Denis Meyers, a Belgian urban artist renowned for his typographical artistry, creates mesmerizing urban frescoes that blend partially illegible text with faces, a style he uniquely terms "perso". His work, deeply influenced by his grandfather and notable typographer, Lucien De Roeck, transforms urban landscapes into canvases of memory and storytelling. Meyers' hallmark project, "Remember Souvenir," showcases his exceptional talent in bringing life to forgotten spaces, turning an abandoned building into a vast, personal art gallery that narrates his journey through intricate writings and portraits.
Denis Meyers, a Belgian urban artist born in 1979, has firmly established himself in the realm of contemporary art with his unique typographical style. Meyers' journey began at the National Superior School of Arts and Visuals of La Cambre in Brussels, a city that remains his home and the canvas for his artistic expression.
Meyers' work is renowned for its distinctive frescoes and motifs, featuring partially illegible text and faces he dubs his "perso". Each piece is a meticulous creation, printed and hand-cut before being seamlessly integrated into urban landscapes. This method reflects Meyers' deep-rooted identity as a typographer, an artistic inclination he attributes to his grandfather, Lucien De Roeck (1915-2002). De Roeck, known for designing the World Expo poster in 1958, was a significant influence in Meyers' life, instilling in him a passion for writing and drawing daily.

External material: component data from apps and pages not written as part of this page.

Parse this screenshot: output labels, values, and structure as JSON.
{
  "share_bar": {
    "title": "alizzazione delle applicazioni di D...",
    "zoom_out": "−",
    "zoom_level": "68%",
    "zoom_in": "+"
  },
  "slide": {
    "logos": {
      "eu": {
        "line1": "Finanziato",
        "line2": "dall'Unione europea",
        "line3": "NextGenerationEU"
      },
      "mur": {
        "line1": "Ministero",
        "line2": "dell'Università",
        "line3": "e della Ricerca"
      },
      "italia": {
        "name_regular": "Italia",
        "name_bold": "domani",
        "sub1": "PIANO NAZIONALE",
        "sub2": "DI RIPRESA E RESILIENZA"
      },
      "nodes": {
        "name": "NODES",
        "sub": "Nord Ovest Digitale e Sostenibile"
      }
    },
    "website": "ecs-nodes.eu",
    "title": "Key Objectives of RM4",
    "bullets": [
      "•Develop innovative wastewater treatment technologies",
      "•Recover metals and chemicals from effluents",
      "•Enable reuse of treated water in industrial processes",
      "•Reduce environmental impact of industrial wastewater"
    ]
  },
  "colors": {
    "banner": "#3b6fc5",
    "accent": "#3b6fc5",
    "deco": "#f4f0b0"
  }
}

A standout project in Meyers' career is “Remember Souvenir”, a monumental undertaking set in the former headquarters of Solvay, a pharmaceuticals company in Brussels. What was initially planned as a brief project extended to 18 months of intensive work, where Meyers transformed nearly 25,000 square meters of an abandoned building destined for demolition. This project was more than an artistic endeavor; it was a personal journey, where Meyers filled the space - doors, roofs, facades, and windows - with his memories. The project drew from about 150 drawing notebooks he had compiled over two decades, serving as a reservoir of inspiration. This pharaonic-scale work was a testament to Meyers' dedication and ability to infuse life and narrative into forgotten urban spaces.
Denis Meyers' art is not merely a visual experience but a journey into the depths of memory and urban storytelling. Through his unique blend of typography, imagery, and urban exploration, Meyers invites viewers to engage with the cityscapes in a profoundly personal and evocative manner. His work stands as a vivid testament to the enduring power of art in interpreting and immortalizing the human experience.